- If you really enjoy making jerky, get a deli style meat slicer. This will offer the most control over the slicing process when making slab style jerky. Being able to control the thickness of the slices very accurately will make cooking the jerky consistently a much easier proposition.
- When making beef sticks or other types of ground and formed jerky, don’t skimp on the mixing. We typically mix commercial beef stick batter for around 10 minutes to get the batter to a very sticky and firm consistency. This will give the finished product much better texture and “bite”. It is important to keep the mixture very cold during this process, if it is allowed to warm to the point where the fat becomes greasy, the finished consistency will not be good.
- A wise man once said, “Internal Temperature Never Lies” and the same is true when it comes to jerky. Whether one is cooking ground and formed jerky or slab jerky, the internal temperature will tell you when it’s cooked. While the USDA Guideline is 160F for beef to ensure that all microorganisms like e coli are killed. Commercial jerky is typically cooked to 165F on a “wet bulb” measurement, which accounts for the insulate properties of moisture in the meat that is being cooked.
- Another commercial jerky “hack” to keep the jerky more moist and tender, without upsetting the active water level, is to move the cooked jerky directly into a refrigerated area. This helps to cool the jerky more quickly and arrest the cooking (moisture loss) process more rapidly.
- The ultimate commercial jerky hack for managing active water is one of the most commonly used ingredients in the food preservation industry… sugar. Sugar is used even more widely than salt to help stabilize active water and to help prevent food from spoiling as rapidly. And sugar has a taste that is pleasing to most people.

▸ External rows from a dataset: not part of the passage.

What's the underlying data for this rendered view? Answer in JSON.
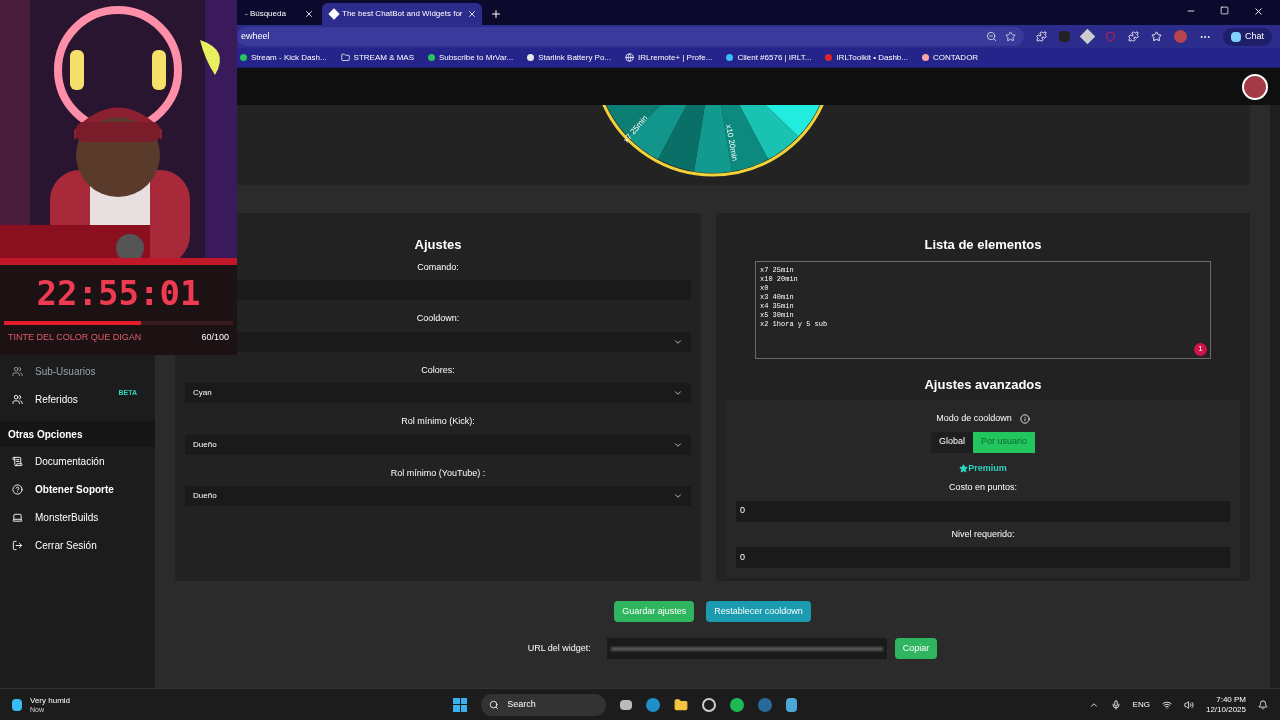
{
  "browser": {
    "tabs": [
      {
        "title": "- Búsqueda",
        "selected": false
      },
      {
        "title": "The best ChatBot and Widgets for",
        "selected": true
      }
    ],
    "address": "ewheel",
    "bookmarks": [
      "Stream - Kick Dash...",
      "STREAM & MAS",
      "Subscribe to MrVar...",
      "Starlink Battery Po...",
      "IRLremote+ | Profe...",
      "Client #6576 | IRLT...",
      "IRLToolkit • Dashb...",
      "CONTADOR"
    ],
    "chat_label": "Chat"
  },
  "overlay": {
    "timer": "22:55:01",
    "goal": "TINTE DEL COLOR QUE DIGAN",
    "count": "60/100",
    "level": 0.6
  },
  "sidebar": {
    "items": [
      {
        "kind": "item",
        "label": "Sub-Usuarios"
      },
      {
        "kind": "item",
        "label": "Referidos",
        "badge": "BETA"
      },
      {
        "kind": "heading",
        "label": "Otras Opciones"
      },
      {
        "kind": "item",
        "label": "Documentación"
      },
      {
        "kind": "item",
        "label": "Obtener Soporte"
      },
      {
        "kind": "item",
        "label": "MonsterBuilds"
      },
      {
        "kind": "item",
        "label": "Cerrar Sesión"
      }
    ]
  },
  "wheel": {
    "labels": [
      "x7 25min",
      "x10 20min"
    ]
  },
  "settings": {
    "title": "Ajustes",
    "fields": [
      {
        "label": "Comando:",
        "kind": "text"
      },
      {
        "label": "Cooldown:",
        "kind": "select"
      },
      {
        "label": "Colores:",
        "kind": "select",
        "value": "Cyan"
      },
      {
        "label": "Rol mínimo (Kick):",
        "kind": "select",
        "value": "Dueño"
      },
      {
        "label": "Rol mínimo (YouTube) :",
        "kind": "select",
        "value": "Dueño"
      }
    ]
  },
  "elements": {
    "title": "Lista de elementos",
    "lines": [
      "x7 25min",
      "x10 20min",
      "x0",
      "x3 40min",
      "x4 35min",
      "x5 30min",
      "x2 1hora y 5 sub"
    ],
    "badge": "1"
  },
  "advanced": {
    "title": "Ajustes avanzados",
    "mode_label": "Modo de cooldown",
    "modes": [
      {
        "label": "Global",
        "selected": false
      },
      {
        "label": "Por usuario",
        "selected": true
      }
    ],
    "premium": "Premium",
    "fields": [
      {
        "label": "Costo en puntos:",
        "value": "0"
      },
      {
        "label": "Nivel requerido:",
        "value": "0"
      }
    ]
  },
  "actions": {
    "buttons": [
      {
        "label": "Guardar ajustes",
        "kind": "save"
      },
      {
        "label": "Restablecer cooldown",
        "kind": "reset"
      }
    ],
    "url_label": "URL del widget:",
    "copy": "Copiar"
  },
  "taskbar": {
    "weather": "Very humid",
    "weather_sub": "Now",
    "search": "Search",
    "lang": "ENG",
    "time": "7:40 PM",
    "date": "12/10/2025"
  }
}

Jerky comes from the simplest roots based on the fundamental human need to preserve food to sustain life. Technology has helped to make it a safer food item than it started out. That said, making jerky at home is simple and should not be overlooked from both the enjoyment and food preservation perspectives. There is much joy to be realized in making a batch of jerky that perfectly suits one’s personal taste. Learning how to make great jerky the old fashioned way, without tens of thousands of dollars worth of equipment, is a very satisfying and useful skill to have in one’s proverbial toolbox.